I love sport. I support Scotland when they are playing, but I follow the English Premiership and the cricket team without hesitation. In rugby of the four nations, England has the least pull – but I still cheered when they won the world cup. Football has often been different. I remember 1990, and previous disappointment.
The England football team have been hard to love. Hype, individualism, arrogance and failure to be more than the sum of their parts hasn’t endeared them to me. You might say an obsession with recapturing the past led them into all sorts of messes.
Nevertheless i’ve followed their travails – quietly. In Scotland it’s often ABE – anyone but England. It’s hard enough having an English accent and being assumed to be English everywhere.
This world cup has been different. Maybe it’s cause i’m grown up. Maybe it’s because I work one week in two in London, with colleagues who are passionate England fans. This time it felt different, and it was. A diverse team of players from across England, enriched by migration, and representing a huge number of clubs played for, led by a manager who missed a penalty in the last tournament the side did well in and who used his experiences to do good for football. A great story.

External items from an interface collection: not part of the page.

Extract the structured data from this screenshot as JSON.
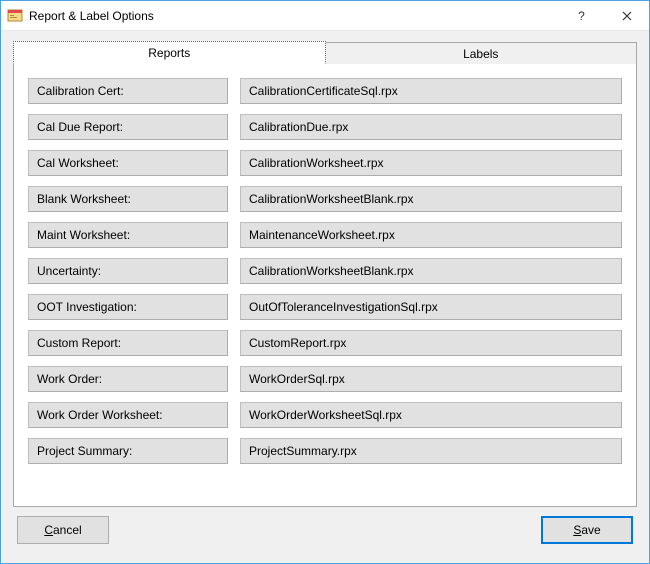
{
  "window": {
    "title": "Report & Label Options"
  },
  "tabs": {
    "reports": "Reports",
    "labels": "Labels"
  },
  "rows": [
    {
      "label": "Calibration Cert:",
      "value": "CalibrationCertificateSql.rpx"
    },
    {
      "label": "Cal Due Report:",
      "value": "CalibrationDue.rpx"
    },
    {
      "label": "Cal Worksheet:",
      "value": "CalibrationWorksheet.rpx"
    },
    {
      "label": "Blank Worksheet:",
      "value": "CalibrationWorksheetBlank.rpx"
    },
    {
      "label": "Maint Worksheet:",
      "value": "MaintenanceWorksheet.rpx"
    },
    {
      "label": "Uncertainty:",
      "value": "CalibrationWorksheetBlank.rpx"
    },
    {
      "label": "OOT Investigation:",
      "value": "OutOfToleranceInvestigationSql.rpx"
    },
    {
      "label": "Custom Report:",
      "value": "CustomReport.rpx"
    },
    {
      "label": "Work Order:",
      "value": "WorkOrderSql.rpx"
    },
    {
      "label": "Work Order Worksheet:",
      "value": "WorkOrderWorksheetSql.rpx"
    },
    {
      "label": "Project Summary:",
      "value": "ProjectSummary.rpx"
    }
  ],
  "buttons": {
    "cancel": "Cancel",
    "save": "Save"
  }
}
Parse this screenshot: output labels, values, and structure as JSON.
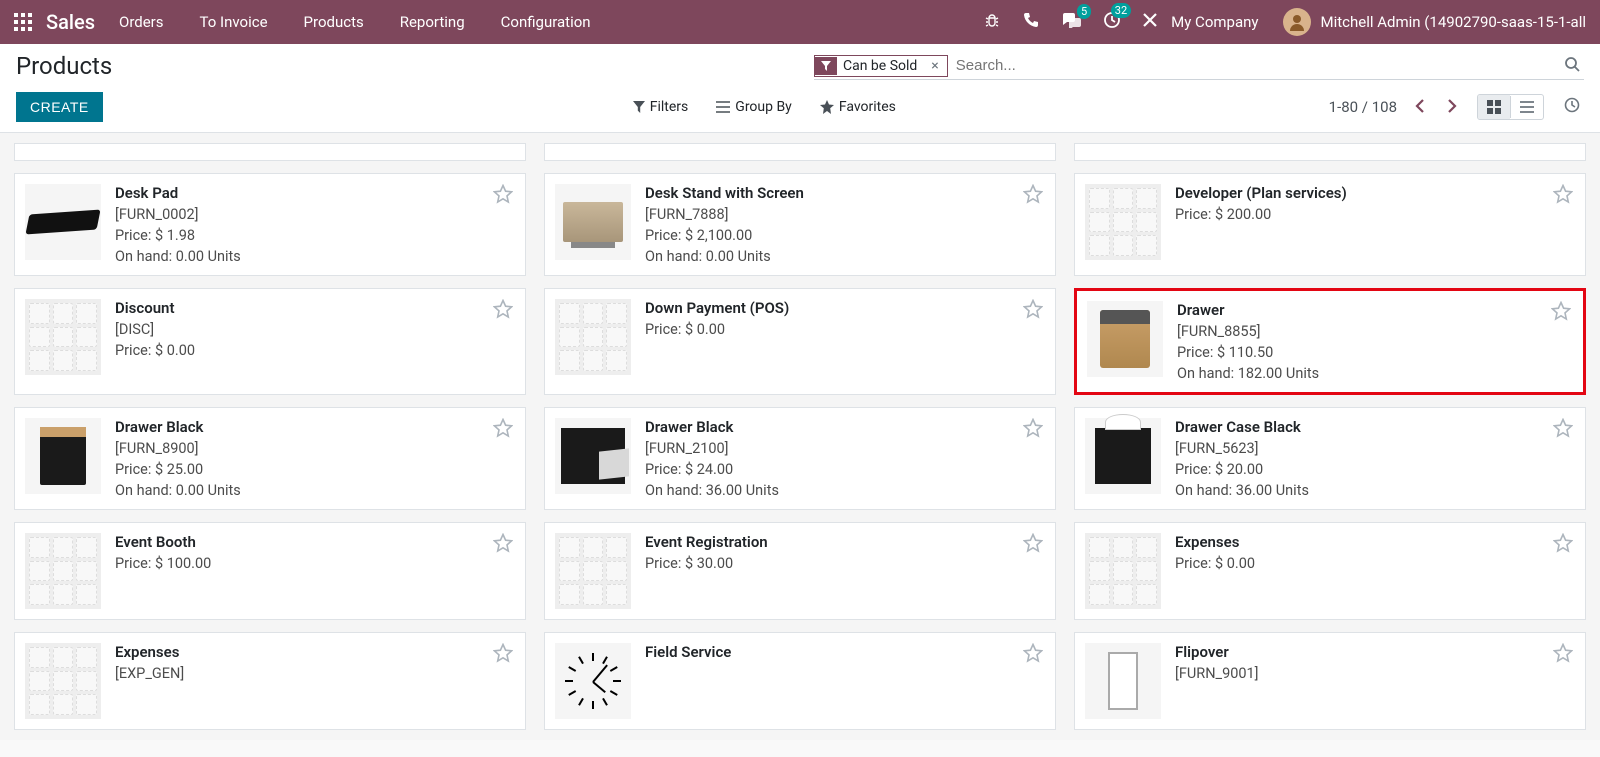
{
  "nav": {
    "brand": "Sales",
    "menu": [
      "Orders",
      "To Invoice",
      "Products",
      "Reporting",
      "Configuration"
    ],
    "badges": {
      "chat": "5",
      "activity": "32"
    },
    "company": "My Company",
    "user": "Mitchell Admin (14902790-saas-15-1-all"
  },
  "cp": {
    "title": "Products",
    "create": "CREATE",
    "filter_facet": "Can be Sold",
    "search_placeholder": "Search...",
    "filters": "Filters",
    "groupby": "Group By",
    "favorites": "Favorites",
    "pager": "1-80 / 108"
  },
  "labels": {
    "price_prefix": "Price: ",
    "onhand_prefix": "On hand: "
  },
  "products": [
    {
      "name": "Desk Pad",
      "code": "[FURN_0002]",
      "price": "$ 1.98",
      "onhand": "0.00 Units",
      "img": "deskpad"
    },
    {
      "name": "Desk Stand with Screen",
      "code": "[FURN_7888]",
      "price": "$ 2,100.00",
      "onhand": "0.00 Units",
      "img": "deskstand"
    },
    {
      "name": "Developer (Plan services)",
      "code": "",
      "price": "$ 200.00",
      "onhand": "",
      "img": "placeholder"
    },
    {
      "name": "Discount",
      "code": "[DISC]",
      "price": "$ 0.00",
      "onhand": "",
      "img": "placeholder"
    },
    {
      "name": "Down Payment (POS)",
      "code": "",
      "price": "$ 0.00",
      "onhand": "",
      "img": "placeholder"
    },
    {
      "name": "Drawer",
      "code": "[FURN_8855]",
      "price": "$ 110.50",
      "onhand": "182.00 Units",
      "img": "drawer-wood",
      "highlight": true
    },
    {
      "name": "Drawer Black",
      "code": "[FURN_8900]",
      "price": "$ 25.00",
      "onhand": "0.00 Units",
      "img": "drawer-blk1"
    },
    {
      "name": "Drawer Black",
      "code": "[FURN_2100]",
      "price": "$ 24.00",
      "onhand": "36.00 Units",
      "img": "drawer-blk2"
    },
    {
      "name": "Drawer Case Black",
      "code": "[FURN_5623]",
      "price": "$ 20.00",
      "onhand": "36.00 Units",
      "img": "drawer-case"
    },
    {
      "name": "Event Booth",
      "code": "",
      "price": "$ 100.00",
      "onhand": "",
      "img": "placeholder"
    },
    {
      "name": "Event Registration",
      "code": "",
      "price": "$ 30.00",
      "onhand": "",
      "img": "placeholder"
    },
    {
      "name": "Expenses",
      "code": "",
      "price": "$ 0.00",
      "onhand": "",
      "img": "placeholder"
    },
    {
      "name": "Expenses",
      "code": "[EXP_GEN]",
      "price": "",
      "onhand": "",
      "img": "placeholder"
    },
    {
      "name": "Field Service",
      "code": "",
      "price": "",
      "onhand": "",
      "img": "clock"
    },
    {
      "name": "Flipover",
      "code": "[FURN_9001]",
      "price": "",
      "onhand": "",
      "img": "flipover"
    }
  ]
}
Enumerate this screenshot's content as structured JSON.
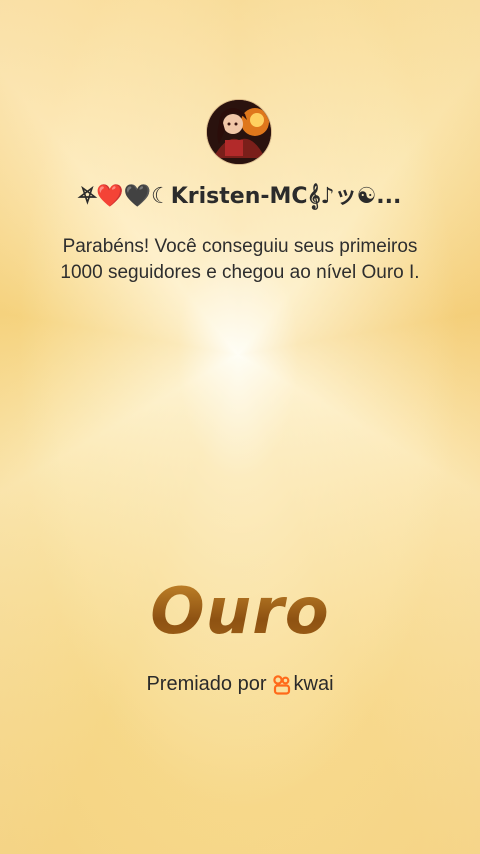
{
  "profile": {
    "username": "⛧❤️🖤☾Kristen-MC𝄞♪ッ☯...",
    "avatar_icon": "profile-avatar"
  },
  "message": {
    "text": "Parabéns! Você conseguiu seus primeiros 1000 seguidores e chegou ao nível Ouro I."
  },
  "level": {
    "title": "Ouro"
  },
  "footer": {
    "awarded_by": "Premiado por",
    "brand": "kwai",
    "brand_icon": "kwai-logo-icon",
    "brand_color": "#ff6a1a"
  },
  "colors": {
    "background": "#f8dc92",
    "gold_text": "#a8661a"
  }
}
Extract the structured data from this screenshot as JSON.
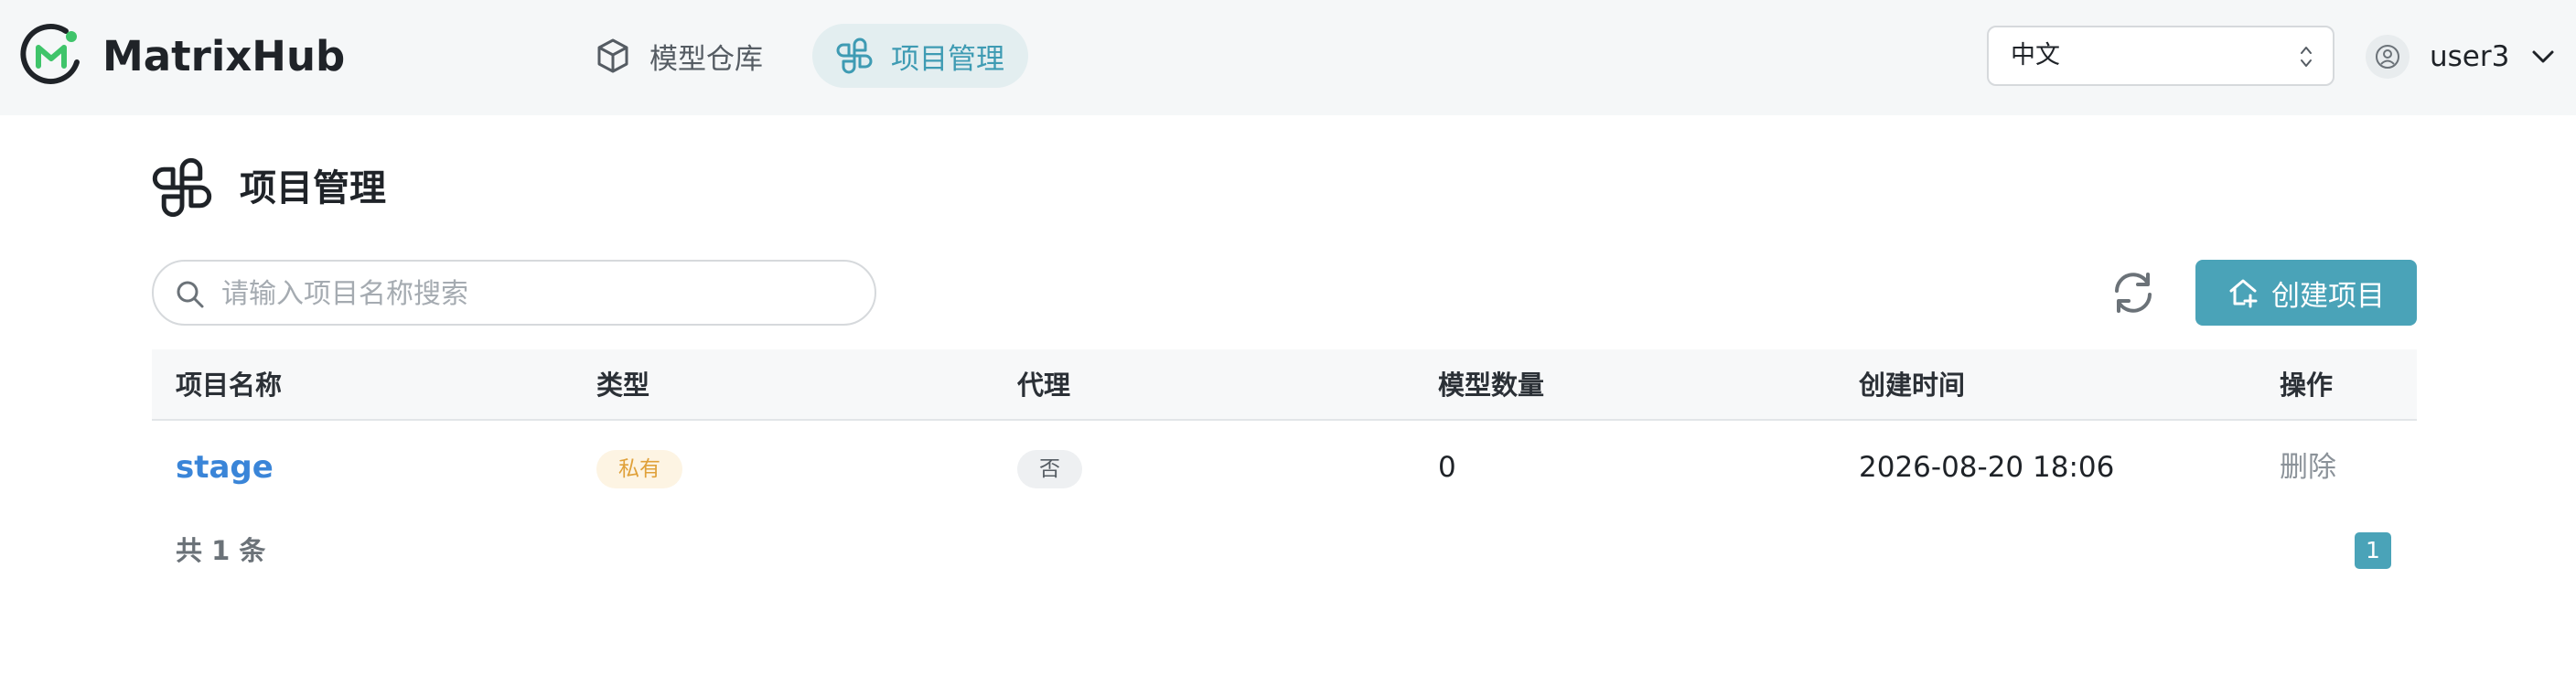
{
  "app": {
    "brand": "MatrixHub"
  },
  "nav": {
    "models_label": "模型仓库",
    "projects_label": "项目管理"
  },
  "language": {
    "selected": "中文"
  },
  "user": {
    "name": "user3"
  },
  "page": {
    "title": "项目管理"
  },
  "search": {
    "placeholder": "请输入项目名称搜索",
    "value": ""
  },
  "toolbar": {
    "create_label": "创建项目"
  },
  "table": {
    "headers": [
      "项目名称",
      "类型",
      "代理",
      "模型数量",
      "创建时间",
      "操作"
    ],
    "rows": [
      {
        "name": "stage",
        "type": "私有",
        "proxy": "否",
        "model_count": "0",
        "created": "2026-08-20 18:06",
        "action": "删除"
      }
    ]
  },
  "pagination": {
    "total_text": "共 1 条",
    "current_page": "1"
  },
  "colors": {
    "accent": "#4aa3b8",
    "link": "#3a85d8",
    "logo_green": "#3fc46a"
  },
  "icons": {
    "logo": "matrixhub-logo",
    "models": "cube-icon",
    "projects": "pinwheel-icon",
    "search": "search-icon",
    "refresh": "refresh-icon",
    "create": "home-plus-icon",
    "avatar": "user-circle-icon",
    "dropdown": "chevron-down-icon"
  }
}
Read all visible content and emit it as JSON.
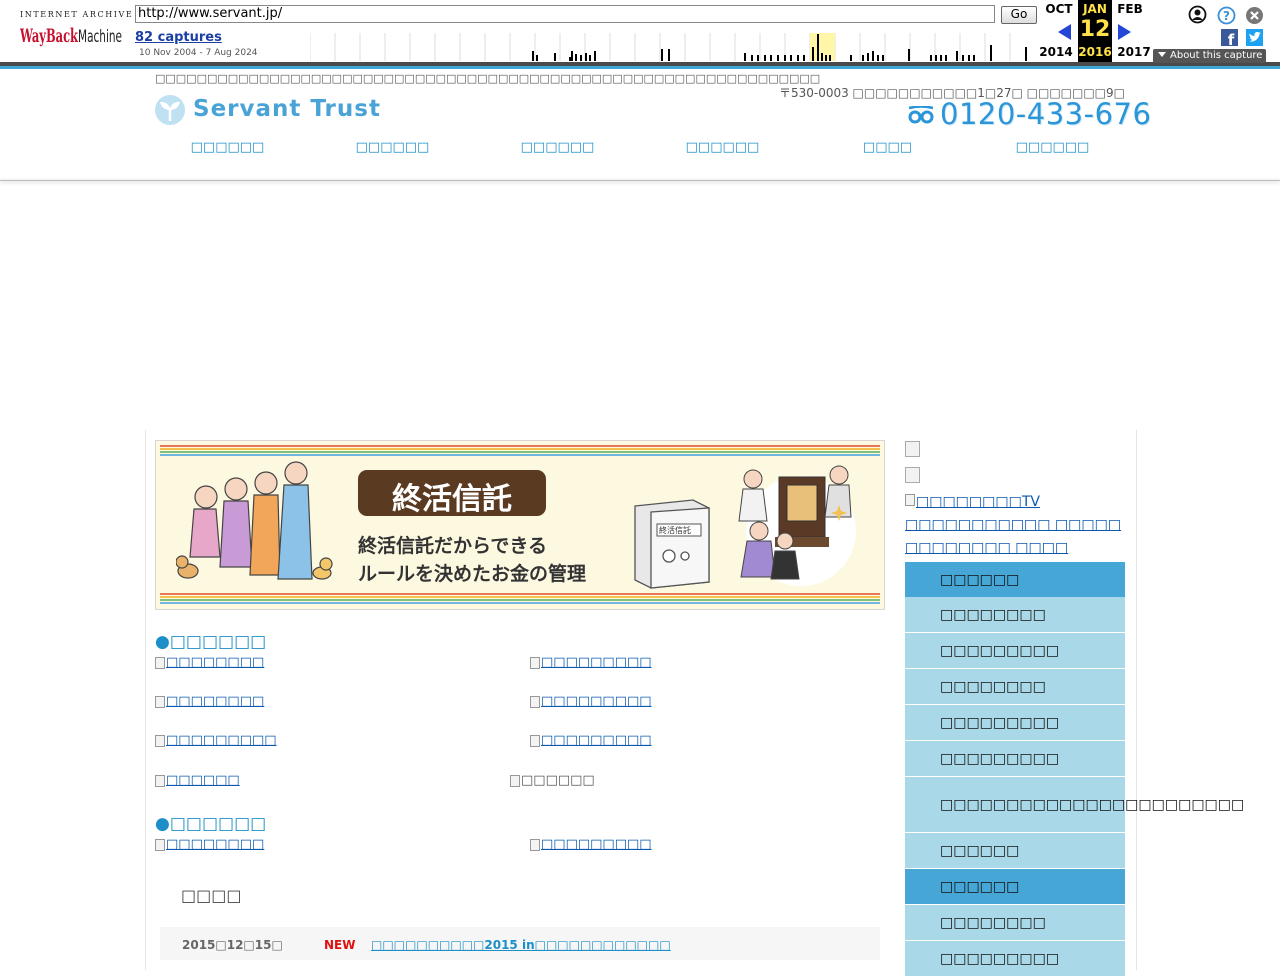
{
  "wayback": {
    "logo_top": "INTERNET ARCHIVE",
    "logo_text": "WayBackMachine",
    "url": "http://www.servant.jp/",
    "go_label": "Go",
    "captures": "82 captures",
    "range": "10 Nov 2004 - 7 Aug 2024",
    "prev_month": "OCT",
    "prev_year": "2014",
    "cur_month": "JAN",
    "cur_day": "12",
    "cur_year": "2016",
    "next_month": "FEB",
    "next_year": "2017",
    "about": "About this capture"
  },
  "header": {
    "tagline": "□□□□□□□□□□□□□□□□□□□□□□□□□□□□□□□□□□□□□□□□□□□□□□□□□□□□□□□□□□□□□□□□",
    "logo_text": "Servant Trust",
    "address": "〒530-0003 □□□□□□□□□□□1□27□ □□□□□□□9□",
    "phone": "0120-433-676"
  },
  "nav": [
    "□□□□□□",
    "□□□□□□",
    "□□□□□□",
    "□□□□□□",
    "□□□□",
    "□□□□□□"
  ],
  "banner": {
    "title": "終活信託",
    "line1": "終活信託だからできる",
    "line2": "ルールを決めたお金の管理",
    "safe_label": "終活信託"
  },
  "section1": {
    "title": "●□□□□□□",
    "links": [
      "□□□□□□□□",
      "□□□□□□□□□",
      "□□□□□□□□",
      "□□□□□□□□□",
      "□□□□□□□□□",
      "□□□□□□□□□",
      "□□□□□□",
      "□□□□□□"
    ]
  },
  "section2": {
    "title": "●□□□□□□",
    "links": [
      "□□□□□□□□",
      "□□□□□□□□□"
    ]
  },
  "news": {
    "title": "□□□□",
    "date": "2015□12□15□",
    "badge": "NEW",
    "text": "□□□□□□□□□□2015 in□□□□□□□□□□□□"
  },
  "sidebar": {
    "tv_text": "□□□□□□□□TV □□□□□□□□□□□ □□□□□ □□□□□□□□ □□□□",
    "menu": [
      {
        "label": "□□□□□□",
        "header": true
      },
      {
        "label": "□□□□□□□□",
        "header": false
      },
      {
        "label": "□□□□□□□□□",
        "header": false
      },
      {
        "label": "□□□□□□□□",
        "header": false
      },
      {
        "label": "□□□□□□□□□",
        "header": false
      },
      {
        "label": "□□□□□□□□□",
        "header": false
      },
      {
        "label": "□□□□□□□□□□□□□□□□□□□□□□□",
        "header": false
      },
      {
        "label": "□□□□□□",
        "header": false
      },
      {
        "label": "□□□□□□",
        "header": true
      },
      {
        "label": "□□□□□□□□",
        "header": false
      },
      {
        "label": "□□□□□□□□□",
        "header": false
      }
    ]
  }
}
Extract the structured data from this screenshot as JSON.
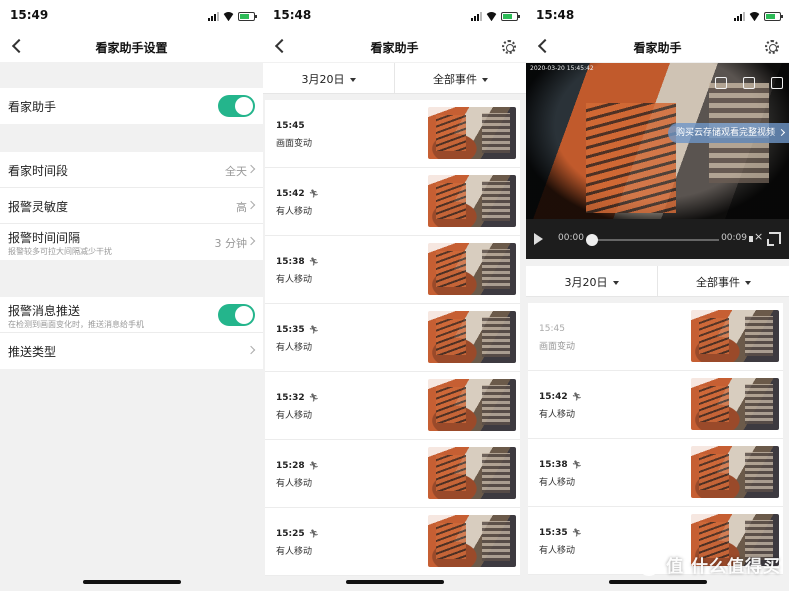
{
  "panels": [
    {
      "status_time": "15:49",
      "title": "看家助手设置"
    },
    {
      "status_time": "15:48",
      "title": "看家助手"
    },
    {
      "status_time": "15:48",
      "title": "看家助手"
    }
  ],
  "settings": {
    "guardian": {
      "label": "看家助手",
      "enabled": true
    },
    "rows": [
      {
        "label": "看家时间段",
        "value": "全天"
      },
      {
        "label": "报警灵敏度",
        "value": "高"
      },
      {
        "label": "报警时间间隔",
        "sub": "报警较多可拉大间隔减少干扰",
        "value": "3 分钟"
      }
    ],
    "push": {
      "label": "报警消息推送",
      "sub": "在检测到画面变化时，推送消息给手机",
      "enabled": true
    },
    "push_type": {
      "label": "推送类型"
    }
  },
  "filters": {
    "date": "3月20日",
    "events": "全部事件"
  },
  "events_list": [
    {
      "time": "15:45",
      "type": "画面变动",
      "person": false
    },
    {
      "time": "15:42",
      "type": "有人移动",
      "person": true
    },
    {
      "time": "15:38",
      "type": "有人移动",
      "person": true
    },
    {
      "time": "15:35",
      "type": "有人移动",
      "person": true
    },
    {
      "time": "15:32",
      "type": "有人移动",
      "person": true
    },
    {
      "time": "15:28",
      "type": "有人移动",
      "person": true
    },
    {
      "time": "15:25",
      "type": "有人移动",
      "person": true
    }
  ],
  "events_list_p3": [
    {
      "time": "15:45",
      "type": "画面变动",
      "person": false,
      "dim": true
    },
    {
      "time": "15:42",
      "type": "有人移动",
      "person": true
    },
    {
      "time": "15:38",
      "type": "有人移动",
      "person": true
    },
    {
      "time": "15:35",
      "type": "有人移动",
      "person": true
    }
  ],
  "video": {
    "timestamp": "2020-03-20 15:45:42",
    "cloud_promo": "购买云存储观看完整视频",
    "time_current": "00:00",
    "time_total": "00:09",
    "progress": 0.0
  },
  "watermark": "值 什么值得买",
  "icons": {
    "back": "chevron-left-icon",
    "settings": "gear-icon",
    "person": "running-person-icon",
    "share": "share-icon",
    "save": "save-icon",
    "delete": "trash-icon",
    "play": "play-icon",
    "mute": "mute-icon",
    "fullscreen": "fullscreen-icon"
  },
  "colors": {
    "accent": "#24b58c",
    "background": "#f1f1f1"
  }
}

The idea of ‘it’s coming home’ took hold – a nation desperate for some good news holding back its previously misplaced bravura ‘we’ll win it, innit’ until it was almost irresistible. But did ‘it’s coming home’ mean the trophy? Most would say it did.
But the lyric of the song doesn’t say that – it says football. In that regard i’d say it did – people reconnected to the team and its manager as a symbol of hope and of values that are good values to have. Values of Englishness not involving racism, jeering, hooliganism or narrow mindedness. In fact, the only ones of those I saw were from other Scots.
For the semi-final I happened to be in London – so I went home and watched with my brother, his family, and my parents. He and I reminisced about our Italia 90 shorts (I was 11, he 8) and we watched the game with K – his first memorable world cup and as spurs fans – they had a great world cup.
Here it is – football coming home in 12 pictures – one for every 10 minutes of the match, starting just after the goal when the emotions were running high. Here’s dedication, focus, love, worry…and togetherness. But no tears, and no anger.
Better side won, we have a lot to take forward, we had a great night together.
The First Half – Optimism and Frustration
Second Half – Gathering Clouds
Extra Time – Slipping Away